First we will show how we are handling sending the token to the user, and then we will follow that up by using a decorator to allow easy authentication to certain actions.

Let’s do some setup, we need to have the jwt python package installed and a secret key in our application. We decided to store our jwt_secret in a config.ini file. Remember, never allow this to reach your repo and instead have some sort of instructions for new developers to obtain this key. We can then pass this key as a global variable for all Tornado classes as follows:

  def make_app():
    """Returns application object for Tornado server."""
    config = configparser.ConfigParser()'config.ini')
    cookie_secret = config['DEFAULT']['COOKIE_SECRET_KEY']
    jwt_secret = config['DEFAULT']['JWT_SECRET_KEY']
    return tornado.web.Application([
        (r"/", MainHandler),
        (r"/csv", CSVHandler),
        (r"/tree/([^/]+)", TreeHandler),
        (r"/registration", RegistrationHandler)],

if __name__ == "__main__":
    APP = make_app()

The commented out code above was hiding what we are doing with the tokens. It looks as follows:

     session_token = jwt.encode({'email': email},
                    "session_token": session_token.decode('utf-8')

We can get the secret we passed into tornado using self.settings.

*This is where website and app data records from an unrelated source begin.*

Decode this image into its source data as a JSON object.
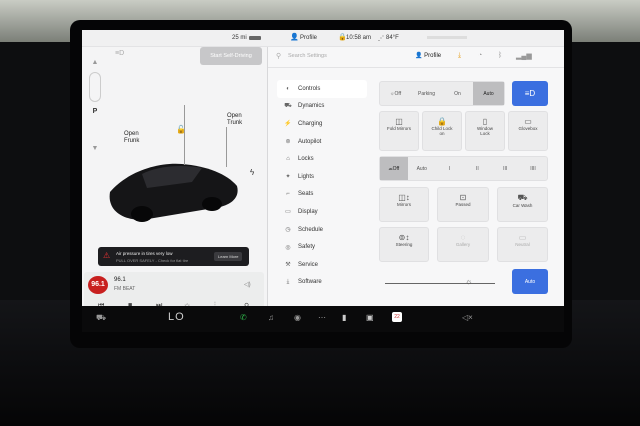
{
  "status": {
    "range": "25 mi",
    "profile": "Profile",
    "time": "10:58 am",
    "temp": "84°F"
  },
  "left": {
    "start_self_driving": "Start Self-Driving",
    "frunk_label": "Open\nFrunk",
    "trunk_label": "Open\nTrunk",
    "gear_p": "P",
    "alert_title": "Air pressure in tires very low",
    "alert_sub": "PULL OVER SAFELY - Check for flat tire",
    "alert_action": "Learn More"
  },
  "media": {
    "logo": "96.1",
    "station": "96.1",
    "source": "FM BEAT"
  },
  "settings": {
    "search_placeholder": "Search Settings",
    "profile": "Profile",
    "menu": [
      {
        "label": "Controls",
        "icon": "toggle-icon",
        "glyph": "◐"
      },
      {
        "label": "Dynamics",
        "icon": "car-icon",
        "glyph": "⛟"
      },
      {
        "label": "Charging",
        "icon": "bolt-icon",
        "glyph": "⚡"
      },
      {
        "label": "Autopilot",
        "icon": "steering-icon",
        "glyph": "⊚"
      },
      {
        "label": "Locks",
        "icon": "lock-icon",
        "glyph": "🔒"
      },
      {
        "label": "Lights",
        "icon": "light-icon",
        "glyph": "✦"
      },
      {
        "label": "Seats",
        "icon": "seat-icon",
        "glyph": "⌐"
      },
      {
        "label": "Display",
        "icon": "display-icon",
        "glyph": "▭"
      },
      {
        "label": "Schedule",
        "icon": "schedule-icon",
        "glyph": "◷"
      },
      {
        "label": "Safety",
        "icon": "safety-icon",
        "glyph": "◎"
      },
      {
        "label": "Service",
        "icon": "wrench-icon",
        "glyph": "⚒"
      },
      {
        "label": "Software",
        "icon": "download-icon",
        "glyph": "⤓"
      }
    ]
  },
  "controls": {
    "lights_seg": [
      "Off",
      "Parking",
      "On",
      "Auto"
    ],
    "tiles_row1": [
      "Fold Mirrors",
      "Child Lock\non",
      "Window\nLock",
      "Glovebox"
    ],
    "wiper_seg": [
      "Off",
      "Auto",
      "I",
      "II",
      "III",
      "IIII"
    ],
    "tiles_row2": [
      "Mirrors",
      "Passed",
      "Car Wash"
    ],
    "tiles_row3": [
      "Steering",
      "Gallery",
      "Neutral"
    ],
    "auto_btn": "Auto"
  },
  "taskbar": {
    "climate": "LO"
  }
}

This allows us to encode our user’s email into a JWT. We then pass this back to the user to store within the state of the front-end React (this will be the last part of our tutorial). We then expect this token to be in any request hitting other parts of our API. Once we retrieve the token from the request we want to decode it, ensure it matches the user’s email, and if it does, allow him to perform an action. This logic is below:

    def require_auth(self, *args, **kwargs):
        token = self.request.headers.get_list('Authorization').pop()
        if token:
            default_error_msg = "Invalid header authorization"
            parts = token.split()
            if parts[0].lower() != 'bearer':
                throw_authorization_error(self, default_error_msg)
            elif len(parts) == 1:
                throw_authorization_error(self, default_error_msg)
            elif len(parts) > 2:
                throw_authorization_error(self, default_error_msg)

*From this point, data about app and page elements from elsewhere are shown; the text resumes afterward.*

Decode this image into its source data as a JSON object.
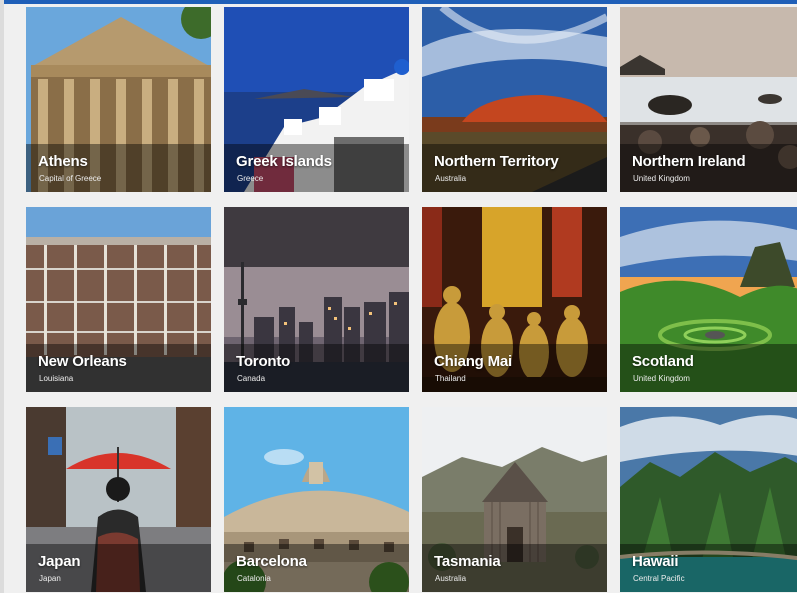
{
  "destinations": [
    {
      "name": "Athens",
      "subtitle": "Capital of Greece"
    },
    {
      "name": "Greek Islands",
      "subtitle": "Greece"
    },
    {
      "name": "Northern Territory",
      "subtitle": "Australia"
    },
    {
      "name": "Northern Ireland",
      "subtitle": "United Kingdom"
    },
    {
      "name": "New Orleans",
      "subtitle": "Louisiana"
    },
    {
      "name": "Toronto",
      "subtitle": "Canada"
    },
    {
      "name": "Chiang Mai",
      "subtitle": "Thailand"
    },
    {
      "name": "Scotland",
      "subtitle": "United Kingdom"
    },
    {
      "name": "Japan",
      "subtitle": "Japan"
    },
    {
      "name": "Barcelona",
      "subtitle": "Catalonia"
    },
    {
      "name": "Tasmania",
      "subtitle": "Australia"
    },
    {
      "name": "Hawaii",
      "subtitle": "Central Pacific"
    }
  ],
  "colors": {
    "accent": "#1f5fb8",
    "page_background": "#f0f0f0"
  }
}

            jwt_token = parts[1]
                jwt_secret = self.settings['jwt_secret']
                decoded_token = jwt.decode(jwt_token, jwt_secret)
                if user_exists(decoded_token['email']):
                    return True
                    throw_authorization_error(self, default_error_msg)

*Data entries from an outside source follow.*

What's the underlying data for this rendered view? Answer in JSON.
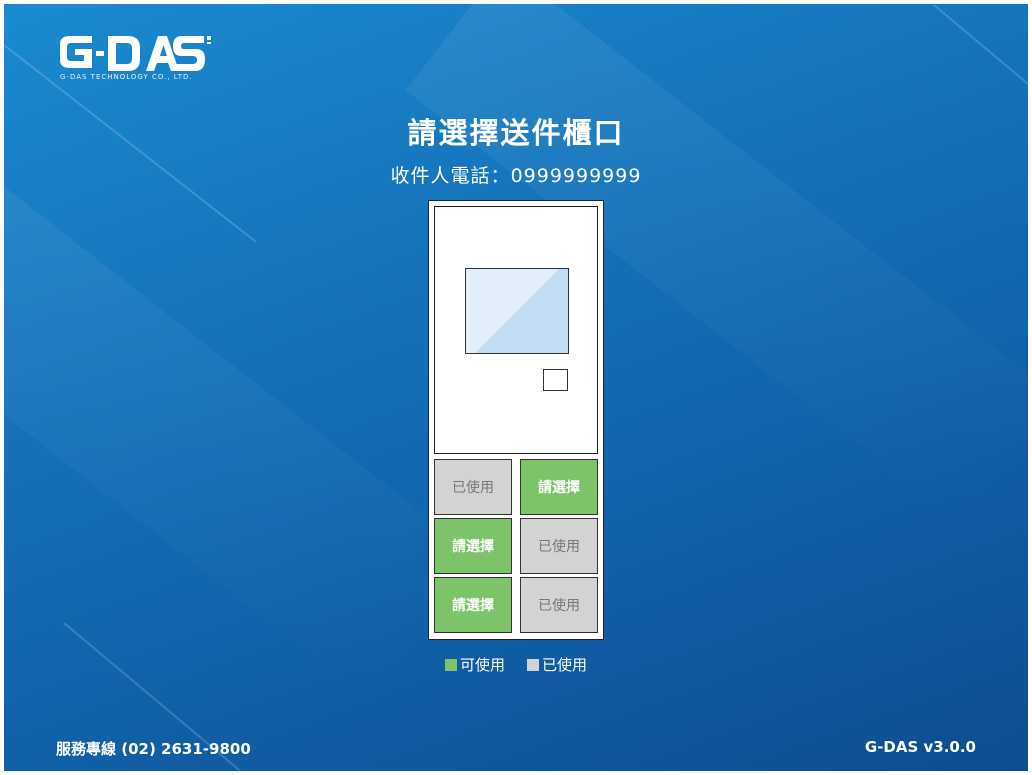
{
  "brand": {
    "logo_text": "G-DAS",
    "company": "G-DAS TECHNOLOGY CO., LTD."
  },
  "heading": {
    "title": "請選擇送件櫃口",
    "phone_label": "收件人電話：",
    "phone_value": "0999999999"
  },
  "lockers": [
    {
      "label": "已使用",
      "status": "used"
    },
    {
      "label": "請選擇",
      "status": "available"
    },
    {
      "label": "請選擇",
      "status": "available"
    },
    {
      "label": "已使用",
      "status": "used"
    },
    {
      "label": "請選擇",
      "status": "available"
    },
    {
      "label": "已使用",
      "status": "used"
    }
  ],
  "legend": {
    "available_label": "可使用",
    "used_label": "已使用"
  },
  "colors": {
    "available": "#7cc36a",
    "used": "#d3d3d3",
    "background": "#1573bb"
  },
  "footer": {
    "hotline": "服務專線 (02) 2631-9800",
    "version": "G-DAS v3.0.0"
  }
}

            except jwt.exceptions.DecodeError as error:
                error_msg = f'Invalid header authorization: {str(error)}'
                throw_authorization_error(self, error_msg)

            throw_authorization_error(self, default_error_msg)

   def throw_authorization_error(handler, error_msg):
       """Responds to invalid request with error"""
        'error': {
            'code': 401,
            'message': error_msg,
      return False

It is convention to send a jwt with a bearer prefix, so we do some checks to ensure the format matches, if not, throwing errors along the way. If the format looks good we decode the token to retrieve the email and then query our database to ensure a user exists with that email.

Of course, we don’t want to be repeating this code every single time we want to perform auth before grating API usage, so instead we can use the decorator pattern to allow us to quickly apply auth to an action, which you can read about here.

And that’s it (for our back end…), we have an api that has the ability to sign a user in, authenticate it, and allow any further action to always ensure authentication.

The Front End

Your front end could vary widely; however, if you used React we can talk about strategies of storing the JWT and passing back and forth in the following blog post.

That’s it! It’s been a long journey but we have some basic authentication in a lightweight app using neo4j as our backend, tornado as our web server, and react as our front end.

If you have any questions, queries, quandaries or concerns feel free to email me at [email protected]. Moreover, if you think any of the code can be improved also feel free to email me, as I am always on a mission to improve my code.